A University of Cincinnati (UC) researcher, in collaboration with other investigators, has found that ischemic and hemorrhagic stroke patients who suffer from acute kidney injury (AKI) requiring dialysis have higher death rates and greater odds of entering long-term care or nursing facilities after hospitalization.
The study was published online today in Stroke, a journal of the American Heart Association.
AKI is a rapid loss of kidney function, which is common in hospitalized patients. It has many causes that include low blood pressure, exposure to substances, drugs or interventions harmful to the kidney and obstruction of the urinary tract.
"Typically when patients are in the hospital for any cardiovascular condition, including stroke, they are in the highest risk of developing acute kidney injury," says Charuhas Thakar, MD, professor and director of the Division of Nephrology and Hypertension at the UC College of Medicine. "Many of these patients are elderly, and they have risk factors that predispose them to AKI such as diabetes.
"Some have pre-existing kidney problems that are recognized or under-recognized before they enter the hospital," says Thakar, a UC Health physician and the senior corresponding author for the research. "The other important factor to consider is as people come in to the hospital, their diagnostic and therapeutic interventions can have side effects, and the kidneys can sometimes be injured."
Thakar, lead investigators Girish Nadkarni, MD, and Achint Patel, MD, and a team of investigators used data involving more than 4.6 million patients in the Nationwide Inpatient Sample from 2002 to 2011 to examine hospitalizations of patients with acute ischemic stroke (AIS) and intracerebral hemorrhage stroke (ICH). The researchers found that AKI requiring dialysis occurred in 1.5 and 3.5 per 1,000 hospitalizations with AIS and ICH, respectively.
Ischemic stroke is the result of reduced blood flow to the brain, typically from an obstruction such as a clot, while hemorrhagic stroke is the result of a hemorrhage in the brain.
During the 10-year period, the researchers found the number of admissions complicated by AKI requiring dialysis nearly doubled from 0.9 per 1,000 patients in 2002 to 1.7 per 1,000 patients in 2011 in acute ischemic stroke, while doubling from 2.1 per 1,000 patients in 2002 to 4.3 per 1,000 patients in 2011 in intracerebral hemorrhagic stroke, says Thakar.

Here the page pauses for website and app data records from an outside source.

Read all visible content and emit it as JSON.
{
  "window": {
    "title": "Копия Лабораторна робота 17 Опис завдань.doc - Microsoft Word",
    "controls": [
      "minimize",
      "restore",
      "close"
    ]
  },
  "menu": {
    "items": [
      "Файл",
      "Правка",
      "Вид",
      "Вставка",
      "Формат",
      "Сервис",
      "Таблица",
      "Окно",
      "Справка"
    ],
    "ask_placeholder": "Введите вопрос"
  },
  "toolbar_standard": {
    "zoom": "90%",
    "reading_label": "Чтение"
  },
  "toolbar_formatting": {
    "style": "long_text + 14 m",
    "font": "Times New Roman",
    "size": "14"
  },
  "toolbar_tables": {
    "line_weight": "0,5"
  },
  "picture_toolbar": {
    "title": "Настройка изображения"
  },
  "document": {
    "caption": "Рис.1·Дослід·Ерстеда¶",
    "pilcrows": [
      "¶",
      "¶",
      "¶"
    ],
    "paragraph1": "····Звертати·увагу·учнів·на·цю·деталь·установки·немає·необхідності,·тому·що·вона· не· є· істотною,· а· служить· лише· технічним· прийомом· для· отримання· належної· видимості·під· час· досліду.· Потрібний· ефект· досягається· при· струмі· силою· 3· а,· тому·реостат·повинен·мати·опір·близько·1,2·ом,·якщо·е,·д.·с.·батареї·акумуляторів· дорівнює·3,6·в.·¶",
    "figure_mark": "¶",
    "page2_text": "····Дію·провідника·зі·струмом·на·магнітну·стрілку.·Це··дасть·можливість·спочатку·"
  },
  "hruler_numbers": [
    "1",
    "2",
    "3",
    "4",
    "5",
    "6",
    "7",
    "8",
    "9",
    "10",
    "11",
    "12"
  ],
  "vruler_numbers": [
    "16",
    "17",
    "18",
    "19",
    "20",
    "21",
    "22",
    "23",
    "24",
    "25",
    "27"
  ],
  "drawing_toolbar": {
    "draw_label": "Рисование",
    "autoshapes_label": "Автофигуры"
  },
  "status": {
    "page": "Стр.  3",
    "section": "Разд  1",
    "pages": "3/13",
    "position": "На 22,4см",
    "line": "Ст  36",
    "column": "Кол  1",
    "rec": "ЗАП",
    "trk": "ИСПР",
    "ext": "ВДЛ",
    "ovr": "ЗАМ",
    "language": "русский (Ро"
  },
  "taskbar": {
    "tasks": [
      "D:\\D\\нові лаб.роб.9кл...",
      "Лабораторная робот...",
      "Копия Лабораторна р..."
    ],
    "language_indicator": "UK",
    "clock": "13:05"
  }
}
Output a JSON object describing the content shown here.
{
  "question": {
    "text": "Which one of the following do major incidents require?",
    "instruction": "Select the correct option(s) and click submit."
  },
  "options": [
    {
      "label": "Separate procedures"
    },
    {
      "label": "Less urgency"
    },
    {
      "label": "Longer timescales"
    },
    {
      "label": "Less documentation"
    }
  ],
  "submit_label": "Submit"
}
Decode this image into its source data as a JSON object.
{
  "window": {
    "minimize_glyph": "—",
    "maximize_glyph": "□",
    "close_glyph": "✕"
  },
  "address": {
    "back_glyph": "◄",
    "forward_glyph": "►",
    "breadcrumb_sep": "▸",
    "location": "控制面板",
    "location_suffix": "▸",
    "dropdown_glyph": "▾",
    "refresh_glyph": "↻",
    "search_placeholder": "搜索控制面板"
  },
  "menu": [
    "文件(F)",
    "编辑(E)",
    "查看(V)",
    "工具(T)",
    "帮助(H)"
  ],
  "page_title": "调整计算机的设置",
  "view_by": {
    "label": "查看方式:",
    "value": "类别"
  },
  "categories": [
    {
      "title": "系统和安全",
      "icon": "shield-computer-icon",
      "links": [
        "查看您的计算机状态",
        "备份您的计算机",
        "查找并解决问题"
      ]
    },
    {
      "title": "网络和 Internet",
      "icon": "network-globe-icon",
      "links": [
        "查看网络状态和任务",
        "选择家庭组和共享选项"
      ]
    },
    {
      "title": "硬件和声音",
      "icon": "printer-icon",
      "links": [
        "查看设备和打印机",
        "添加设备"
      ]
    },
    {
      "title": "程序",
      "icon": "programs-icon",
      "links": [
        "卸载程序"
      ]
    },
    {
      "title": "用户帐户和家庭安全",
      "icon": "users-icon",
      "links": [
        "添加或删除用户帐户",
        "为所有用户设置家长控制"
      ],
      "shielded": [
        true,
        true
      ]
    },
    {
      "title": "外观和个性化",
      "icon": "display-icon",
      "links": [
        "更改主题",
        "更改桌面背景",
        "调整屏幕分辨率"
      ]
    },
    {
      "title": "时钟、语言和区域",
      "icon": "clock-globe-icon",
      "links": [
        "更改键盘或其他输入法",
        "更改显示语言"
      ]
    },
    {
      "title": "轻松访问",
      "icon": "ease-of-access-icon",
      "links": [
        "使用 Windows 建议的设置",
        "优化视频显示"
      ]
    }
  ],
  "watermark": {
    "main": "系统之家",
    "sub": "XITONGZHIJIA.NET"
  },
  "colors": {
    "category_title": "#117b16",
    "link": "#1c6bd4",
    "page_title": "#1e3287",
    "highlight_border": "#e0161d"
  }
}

In AIS admissions, AKI requiring dialysis was associated with 30 percent higher odds of mortality and 18 percent higher odds of adverse discharge (placed in a long-term care facility or nursing home) as compared to patients without AKI, he adds.. Similarly, in ICH admissions, AKI requiring dialysis was associated with twice the odds of mortality and 74 percent higher odds of adverse discharge (placed in a long-term care facility or nursing home) as compared to patients without AKI.
"We wanted to look at what are some of the conditions that occur at a higher frequency associated with AKI and stroke," says Thakar. "If a patient comes in with stroke, can the clinician be able to predict which patients will end up with acute kidney injury versus not?
"What we found was the frequency of the following conditions--sepsis, atrial fibrillation, hypertension and prior history of chronic kidney disease--were more likely to be associated with patients with acute kidney injury," says Thakar. "If you came in with stroke and you had any of these four conditions, you were a lot more likely to suffer AKI compared to someone without those conditions.
"When patients come in with stroke, they are much more likely to get CT scans, or they are more likely to get angiograms and other interventions that have known side effects on the kidneys," says Thakar.
The study does not look at specific ways to prevent AKI but is designed to increase awareness of the true burden of AKI in stroke patients, says Thakar, who notes that physicians can carefully examine predisposing factors such as hypertension and chronic kidney disease and be cautious when using diagnostic or therapeutic options on patients that may have adverse effects on the kidneys.
Thakar says the study has its limitations, adding, "These relationships are observational and not causally linked. More research needs to be done to understand whether this association plays out due to impacts on processes of care, or biology or both."
Thakar says further investigation is needed to examine the connection between ischemic injury and the clinical interaction between the brain and the kidney. "We need to better understand how our ability to protect one vital organ during an episode of ischemic injury could affect the functioning of other vital organs," he says.
The burden of AKI and stroke will continue to challenge the resources of our health care system as our nation's population ages, says Thakar. "We as a health care system should prepare ourselves to expect an increasing need for providing complex long-term care in these patients," he adds.